Transitioning from childhood to adulthood is difficult enough, but it can be even more challenging for foster children who sometimes don’t have long-term stable relationships with adults who can help them learn to take on adult responsibilities.

Lawmakers and policymakers gathered at the state Capitol on Thursday to talk about ways the state can support foster children past the age of 18.

Currently, the state provides support such as tuition assistance for an estimated 500 foster youth who are pursing some form of post-secondary education. They receive that support up until the age of 23, according to the Department of Children and Families.

At the moment, the state is paying the entire cost of the program, but is working on applying for a federal waiver that would allow them to expand the definition of services offered to older foster youth. It also means Connecticut could receive federal funds for services it offers to 18-21 year olds.

Department of Children and Families Commissioner Joette Katz estimates the state could capture about $7 million in federal funds, if it changes the definition of youth from 18 to 21.

But that number is based on how much Connecticut is currently spending on this population.

“As I said in the very beginning there is no more money,” Rep. Toni Walker, who is in charge of the legislature’s spending committee, said Thursday. “But we can not stop doing our responsibility.”

She said Connecticut needs to pursue every federal dollar available. She said it’s not her place to tell a state agency what to do, but she suggested it would be beneficial to apply for federal money.

“If we don’t do this, what are the costs?” Walker said, adding that she sees this as a preventative measure to keep older foster youth in school and in the workforce.

The federal matching funds have been available to states under the Fostering Connections legislation enacted in 2009.

Katz said the department has been reluctant in the past to promote and publicize programs like this because “frankly, not everyone is really educated on the benefits and value of doing this.”

At the moment the department is “spending every discretionary dime around this population,” Katz said.

She said traditional post-secondary options such as two- and four-year schools are not always the best fit, so they’re looking for partners in the business community and vocational programs.

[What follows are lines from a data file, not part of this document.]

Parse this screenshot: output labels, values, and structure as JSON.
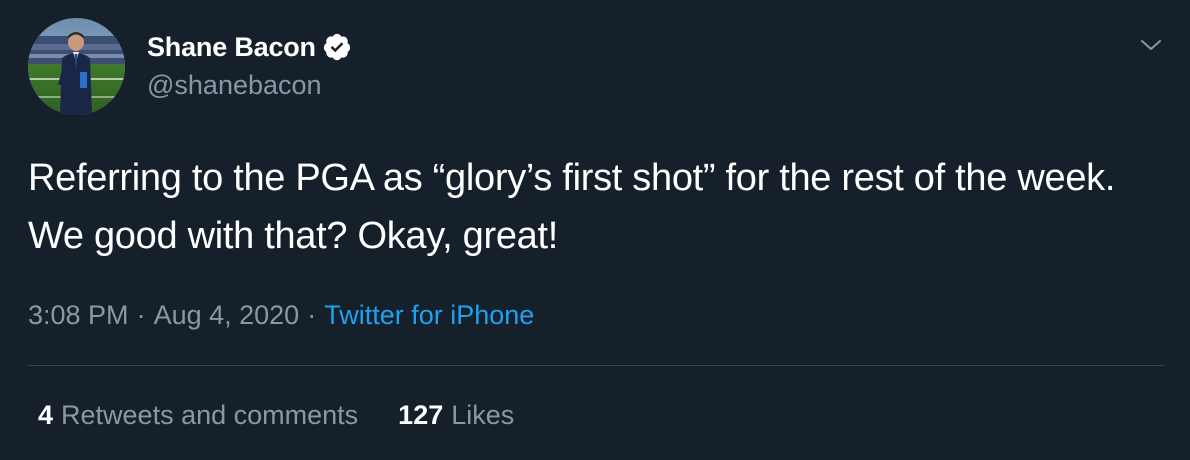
{
  "author": {
    "display_name": "Shane Bacon",
    "handle": "@shanebacon",
    "verified": true,
    "avatar": "profile-photo"
  },
  "tweet": {
    "text": "Referring to the PGA as “glory’s first shot” for the rest of the week. We good with that? Okay, great!",
    "time": "3:08 PM",
    "separator": "·",
    "date": "Aug 4, 2020",
    "source": "Twitter for iPhone"
  },
  "stats": {
    "retweets_count": "4",
    "retweets_label": "Retweets and comments",
    "likes_count": "127",
    "likes_label": "Likes"
  },
  "icons": {
    "verified": "verified-badge-icon",
    "menu": "chevron-down-icon"
  },
  "colors": {
    "background": "#15202b",
    "secondary_text": "#8899a6",
    "link": "#1da1f2",
    "divider": "#38444d"
  }
}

The goal is to make sure that “everybody has a place to be a contributing member of society.”

The forum hosted by the CT Voices for Children, Center for Children’s Advocacy, and Jim Casey Youth Opportunities Initiative gave stakeholders an opportunity to talk about the benefits of extending benefits to foster youth.